    Audio-Described

    Live audio-description provided

  • Audio Described Performance
    Sensory-Friendly

    Relaxed performance adapted for sensory sensitivities

  • Audio Described Performance
    Sign-Interpreted

    This performance has live sign-interpretation.

  • Audio Described Performance
    Talk-Back

    This performance is followed by a short Talk-Back.

Sensory-Friendly Performance

About the Show

Come hear the djembe drums dance and the ngoni’s strings sing as the griots tell you a tale. A tale set long ago when the stars were still babies, and the trees and animals talked. A tale passed down from generation to generation about a water-stealing sun and a baobab tree bearing an unexpected and unusual gift. Featuring music from Mali and Senegal, puppets large and small, one naughty monkey and a witch with an itch to dance, Baobab is a percussion-filled fable about a boy’s heroic quest to save his village from drought.

A little gem of international theatre

Winnipeg Free Press

The sensory-friendly, sign-interpreted (Sign Interpretation symbol) and audio-described (Audio description symbol) performance of Baobab is on March 16, 2023 at 11am.

Did You Know?

  1. A griot is a musician-storyteller in West African cultures who shares and preserves a community’s oral traditions, from history and genealogy to religion and folklore.
  2. Before the advent of writing, people passed knowledge from generation to generation through storytelling traditions based in the arts—poetry, puppetry, music, call and response, dance. Baobab continues that age-old tradition!
  3. Musical instruments native to West Africa, like the djembe drum, agogô bell and shekere, made their way into popular music in the Americas and the Caribbean, as enslaved Africans brought their musical traditions with them.

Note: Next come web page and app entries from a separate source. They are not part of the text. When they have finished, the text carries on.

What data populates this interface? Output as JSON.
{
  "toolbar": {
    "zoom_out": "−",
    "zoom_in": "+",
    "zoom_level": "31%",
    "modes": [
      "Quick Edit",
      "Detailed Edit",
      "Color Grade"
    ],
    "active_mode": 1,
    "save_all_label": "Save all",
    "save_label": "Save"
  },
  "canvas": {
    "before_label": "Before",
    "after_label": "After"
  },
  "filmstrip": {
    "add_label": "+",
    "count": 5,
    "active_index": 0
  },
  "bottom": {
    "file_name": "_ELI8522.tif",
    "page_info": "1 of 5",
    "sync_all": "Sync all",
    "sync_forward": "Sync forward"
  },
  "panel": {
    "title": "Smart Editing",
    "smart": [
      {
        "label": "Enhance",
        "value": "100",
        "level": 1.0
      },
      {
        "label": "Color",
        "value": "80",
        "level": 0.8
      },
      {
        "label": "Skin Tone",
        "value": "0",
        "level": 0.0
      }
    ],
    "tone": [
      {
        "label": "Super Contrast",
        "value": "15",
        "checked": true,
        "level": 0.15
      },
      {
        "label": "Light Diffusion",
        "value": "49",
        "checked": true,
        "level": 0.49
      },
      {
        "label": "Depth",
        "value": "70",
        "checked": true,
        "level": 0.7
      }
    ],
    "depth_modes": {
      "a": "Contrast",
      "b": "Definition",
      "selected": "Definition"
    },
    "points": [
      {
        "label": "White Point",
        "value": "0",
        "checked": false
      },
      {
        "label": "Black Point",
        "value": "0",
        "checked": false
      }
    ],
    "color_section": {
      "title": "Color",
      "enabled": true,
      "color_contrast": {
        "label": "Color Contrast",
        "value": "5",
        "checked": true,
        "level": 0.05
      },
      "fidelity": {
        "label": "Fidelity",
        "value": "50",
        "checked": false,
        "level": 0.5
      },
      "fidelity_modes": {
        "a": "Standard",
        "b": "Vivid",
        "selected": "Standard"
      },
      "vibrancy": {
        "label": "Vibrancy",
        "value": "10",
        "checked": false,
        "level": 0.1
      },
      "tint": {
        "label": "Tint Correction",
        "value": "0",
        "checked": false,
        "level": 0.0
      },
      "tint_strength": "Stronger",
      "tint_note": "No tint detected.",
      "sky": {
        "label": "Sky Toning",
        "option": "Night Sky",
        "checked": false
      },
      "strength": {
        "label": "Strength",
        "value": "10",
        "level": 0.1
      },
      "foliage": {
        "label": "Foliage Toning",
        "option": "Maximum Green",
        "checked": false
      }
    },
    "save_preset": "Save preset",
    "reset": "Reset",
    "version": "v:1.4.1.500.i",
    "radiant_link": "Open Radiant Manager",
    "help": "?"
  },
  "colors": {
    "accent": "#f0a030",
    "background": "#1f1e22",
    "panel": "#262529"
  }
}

About the Company

Théâtre Motus specializes in original theater for young audiences that highlights the diversity of world cultures. Combining live music with different styles of puppetry, the company has collaborated with artists from Japan to Mexico to Burkina Faso, telling tales that integrate other languages and foster cultural exchange. For Baobab in particular, they’ve joined forces with Mali’s SÔ Company to share this West African story authentically. Beyond their native Quebec, they’ve performed in 12 countries, translating their work into English, Spanish and Mandarin for audiences around the world.

Creative Team

Writer and Director
Hélène Ducharme

Playwright Collaborator
Hamadoun Kassogue

English Version
Leanna Brodie

Assistant to the Director
Annie Bélanger

Scenography
Ismaïla Manga and Hélène Ducharme

Puppets
Jean Cummings, Sylvain Racine and Claude Rodrigue

Music
Aboulaye Koné assisted by Nathalie Cora

Lighting
Michel St-Amand

Shadow Puppetry
Marcelle Hudon

Costumes
Louis Hudon

Research
Marie-Claude Labrecque, Sylvain Massé and Louis-Philippe Paul-Hus